As schools reopen and indoor dining tentatively resumes, running groups in the Bronx have also started meeting again for the first time during the pandemic under strict parameters.
Bronx Sole, founded in 2016, reduced the size of their groups to 5 people and 1 captain and are requiring that participants sign up online. Members are also required to maintain social distancing and keep their masks on during runs.
Amy Ortiz, a co-founder of Bronx Femme Run, says their members were so excited about returning during the quarantine they voted in an online poll for the monthly runs to turn into biweekly meets instead. The group settled on meeting every other Friday and keeping the same social distancing parameters as Bronx Sole.
“We just wanted to be able to come back doing something that’s good for your health in the best way and the safest way possible,” says Ortiz, 36.

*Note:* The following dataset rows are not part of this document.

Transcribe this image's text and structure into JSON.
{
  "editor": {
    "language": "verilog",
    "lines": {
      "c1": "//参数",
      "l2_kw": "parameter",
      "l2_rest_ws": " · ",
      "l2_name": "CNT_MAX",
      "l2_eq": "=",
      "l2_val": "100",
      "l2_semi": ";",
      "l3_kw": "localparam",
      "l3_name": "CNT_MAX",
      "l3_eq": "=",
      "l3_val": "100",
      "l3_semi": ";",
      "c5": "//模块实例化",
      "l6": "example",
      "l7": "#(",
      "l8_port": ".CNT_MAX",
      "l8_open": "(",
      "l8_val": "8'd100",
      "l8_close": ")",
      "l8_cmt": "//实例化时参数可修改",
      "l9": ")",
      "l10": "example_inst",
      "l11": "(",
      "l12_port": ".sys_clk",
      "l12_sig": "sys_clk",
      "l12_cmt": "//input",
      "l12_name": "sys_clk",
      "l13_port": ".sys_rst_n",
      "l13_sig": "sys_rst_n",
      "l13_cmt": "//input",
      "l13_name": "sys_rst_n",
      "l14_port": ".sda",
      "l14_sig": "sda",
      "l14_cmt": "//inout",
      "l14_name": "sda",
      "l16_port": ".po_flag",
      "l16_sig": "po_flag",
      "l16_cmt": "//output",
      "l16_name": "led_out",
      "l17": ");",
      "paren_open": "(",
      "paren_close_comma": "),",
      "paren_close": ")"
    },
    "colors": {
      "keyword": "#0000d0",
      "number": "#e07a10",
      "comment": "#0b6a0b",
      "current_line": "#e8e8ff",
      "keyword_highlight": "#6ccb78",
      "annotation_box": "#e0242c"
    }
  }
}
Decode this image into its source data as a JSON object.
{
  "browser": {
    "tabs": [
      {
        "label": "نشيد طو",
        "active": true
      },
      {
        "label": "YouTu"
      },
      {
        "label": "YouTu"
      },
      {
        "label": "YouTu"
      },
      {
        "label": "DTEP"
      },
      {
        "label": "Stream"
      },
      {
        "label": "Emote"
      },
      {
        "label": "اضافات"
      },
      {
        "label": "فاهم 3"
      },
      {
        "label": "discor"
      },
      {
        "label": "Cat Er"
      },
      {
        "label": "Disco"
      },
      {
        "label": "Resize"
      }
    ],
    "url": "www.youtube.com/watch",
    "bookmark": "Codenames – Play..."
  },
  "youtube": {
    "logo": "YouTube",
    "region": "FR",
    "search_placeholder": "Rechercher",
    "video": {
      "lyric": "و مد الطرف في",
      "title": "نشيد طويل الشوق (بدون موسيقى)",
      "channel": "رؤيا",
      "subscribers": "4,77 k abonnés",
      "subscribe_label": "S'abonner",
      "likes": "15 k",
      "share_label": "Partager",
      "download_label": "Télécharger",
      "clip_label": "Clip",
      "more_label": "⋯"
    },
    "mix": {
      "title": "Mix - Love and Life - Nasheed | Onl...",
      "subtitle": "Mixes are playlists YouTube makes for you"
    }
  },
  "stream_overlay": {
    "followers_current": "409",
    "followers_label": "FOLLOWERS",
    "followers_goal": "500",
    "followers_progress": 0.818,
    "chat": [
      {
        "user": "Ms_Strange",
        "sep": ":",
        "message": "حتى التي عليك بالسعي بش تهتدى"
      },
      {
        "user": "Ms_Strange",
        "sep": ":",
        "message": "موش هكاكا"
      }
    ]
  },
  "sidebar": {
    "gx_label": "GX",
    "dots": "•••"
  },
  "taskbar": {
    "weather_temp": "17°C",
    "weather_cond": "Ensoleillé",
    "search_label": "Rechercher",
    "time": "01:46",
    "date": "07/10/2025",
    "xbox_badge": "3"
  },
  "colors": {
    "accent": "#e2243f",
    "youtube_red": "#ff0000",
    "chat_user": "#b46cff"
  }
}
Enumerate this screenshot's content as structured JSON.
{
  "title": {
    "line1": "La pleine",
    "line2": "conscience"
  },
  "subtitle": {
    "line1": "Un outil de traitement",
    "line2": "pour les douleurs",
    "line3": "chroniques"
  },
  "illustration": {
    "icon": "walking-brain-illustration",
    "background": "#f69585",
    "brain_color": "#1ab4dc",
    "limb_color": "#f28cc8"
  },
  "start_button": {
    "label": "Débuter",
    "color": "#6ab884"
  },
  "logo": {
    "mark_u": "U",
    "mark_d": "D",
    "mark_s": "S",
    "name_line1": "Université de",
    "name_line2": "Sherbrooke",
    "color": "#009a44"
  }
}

Although he was already a competitive runner, Bronx Sole co-founder Justin Mashia knew that they had to offer different paces to accommodate people of all levels. They have a running group, a run-walk and a walking group.
Mashia, 38, created the group after learning that the Bronx was once again ranked as the unhealthiest county in New York State according to the annual County Health Rankings report. He knew it was important to keep Bronxites running during the pandemic.
“Our motto is ‘your health, your hood, your history,’” he says. “We started because we cared about the health of the Bronx.”
Bronx Sole runs on Tuesdays and Saturdays to cultural and historical areas around the Bronx, including the Hispanic Heritage Month mural at the Casita Maria Center for Arts and Education in Hunts Point and Blanka Amezkua’s art gallery located in her Mott Haven apartment.
These are just two of at least six free running groups available in the Bronx helping residents take control of their health during the pandemic. Even as meeting sizes have decreased and social distancing regulations continue, both of these groups have had new members join almost every week.
In fact, a national study conducted by ASICS found that 36% of runners reported exercising more often and 73% wanted to continue running after the pandemic ends. Additionally, 79% of those surveyed said running helps them feel “saner” and “more in control,” and 65% said it provided more mental benefits than any other physical exercise.
Milagros Ramirez, 40, recently joined Bronx Sole after picking up running as a way to combat anxiety and depression during the pandemic.
“I’m not completely out of my anxiety and depression. I’m really not,” says Ramirez. “But I think when I do go and run a little bit, I feel myself a little bit stronger.”
Ramirez, who did not identify as an athlete or a runner prior to the pandemic, says these running groups can help Bronx residents “maximize” their neighborhoods and are “important for community building” during these times.
“I feel that with the precautions that we’re taking, it’s great to just be able to have a small group go out and be together,” says Bronx Femme Run member Jardy Santana, 34. “It’s nice that this is a low risk environment. We’re all here gathered for the same reason of just taking care of ourselves.”
Those who are interested can check their social media pages each week for the meeting sign-ups.